Search term "title": copy each line of the data containing it.

━━━━━━━━━━

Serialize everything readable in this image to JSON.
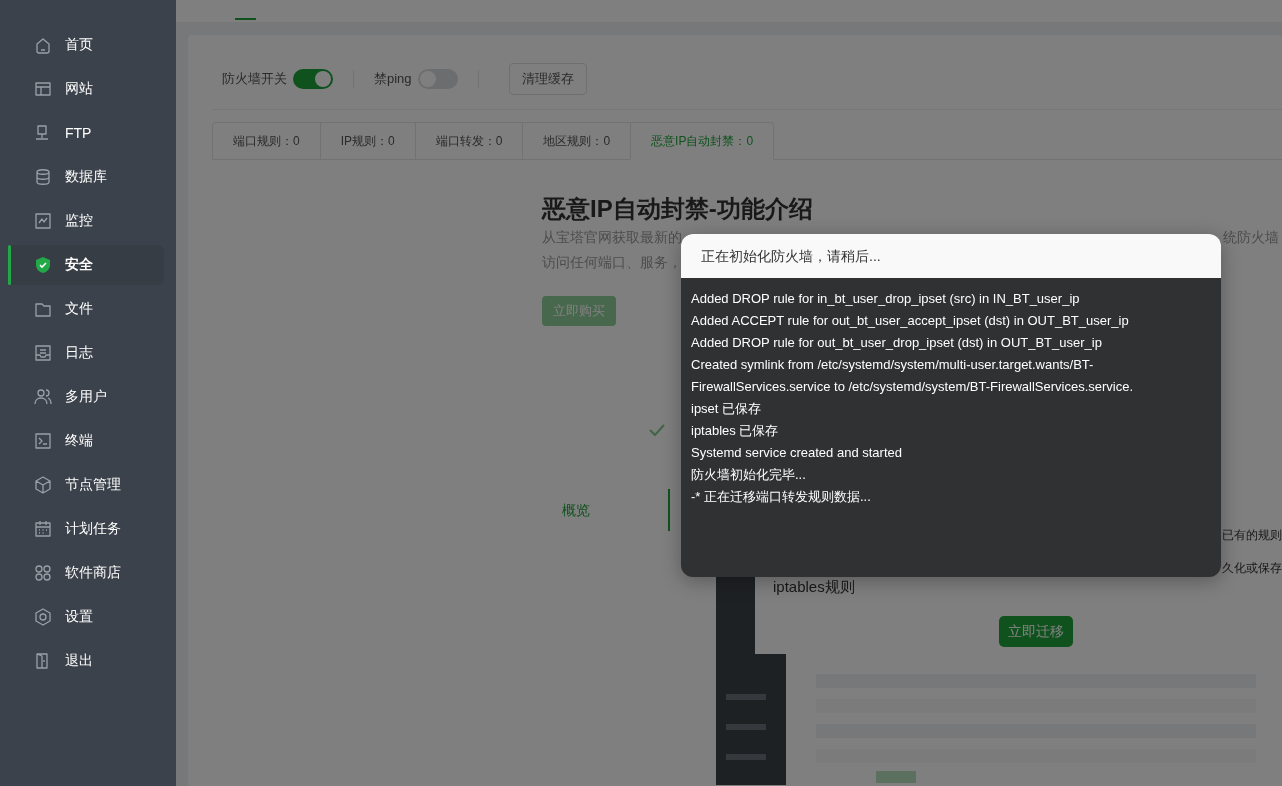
{
  "sidebar": {
    "items": [
      {
        "label": "首页",
        "selected": false
      },
      {
        "label": "网站",
        "selected": false
      },
      {
        "label": "FTP",
        "selected": false
      },
      {
        "label": "数据库",
        "selected": false
      },
      {
        "label": "监控",
        "selected": false
      },
      {
        "label": "安全",
        "selected": true
      },
      {
        "label": "文件",
        "selected": false
      },
      {
        "label": "日志",
        "selected": false
      },
      {
        "label": "多用户",
        "selected": false
      },
      {
        "label": "终端",
        "selected": false
      },
      {
        "label": "节点管理",
        "selected": false
      },
      {
        "label": "计划任务",
        "selected": false
      },
      {
        "label": "软件商店",
        "selected": false
      },
      {
        "label": "设置",
        "selected": false
      },
      {
        "label": "退出",
        "selected": false
      }
    ]
  },
  "toolbar": {
    "switches": [
      {
        "label": "防火墙开关",
        "on": true
      },
      {
        "label": "禁ping",
        "on": false
      }
    ],
    "clear_cache_button": "清理缓存"
  },
  "rule_tabs": [
    {
      "label": "端口规则：0",
      "selected": false
    },
    {
      "label": "IP规则：0",
      "selected": false
    },
    {
      "label": "端口转发：0",
      "selected": false
    },
    {
      "label": "地区规则：0",
      "selected": false
    },
    {
      "label": "恶意IP自动封禁：0",
      "selected": true
    }
  ],
  "intro": {
    "title": "恶意IP自动封禁-功能介绍",
    "line_1_left": "从宝塔官网获取最新的",
    "line_1_right": "统防火墙",
    "line_2_left": "访问任何端口、服务，",
    "buy_button": "立即购买"
  },
  "overview_tab": "概览",
  "migration_panel": {
    "line_1_right": "已有的规则",
    "line_2_right": "久化或保存",
    "line_3": "iptables规则",
    "migrate_button": "立即迁移"
  },
  "dialog": {
    "title": "正在初始化防火墙，请稍后...",
    "log": [
      "Added DROP rule for in_bt_user_drop_ipset (src) in IN_BT_user_ip",
      "Added ACCEPT rule for out_bt_user_accept_ipset (dst) in OUT_BT_user_ip",
      "Added DROP rule for out_bt_user_drop_ipset (dst) in OUT_BT_user_ip",
      "Created symlink from /etc/systemd/system/multi-user.target.wants/BT-",
      "FirewallServices.service to /etc/systemd/system/BT-FirewallServices.service.",
      "ipset 已保存",
      "iptables 已保存",
      "Systemd service created and started",
      "防火墙初始化完毕...",
      "-* 正在迁移端口转发规则数据..."
    ]
  }
}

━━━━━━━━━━

→ **Solution below**
    "title": "恶意IP自动封禁-功能介绍",
    "title": "正在初始化防火墙，请稍后...",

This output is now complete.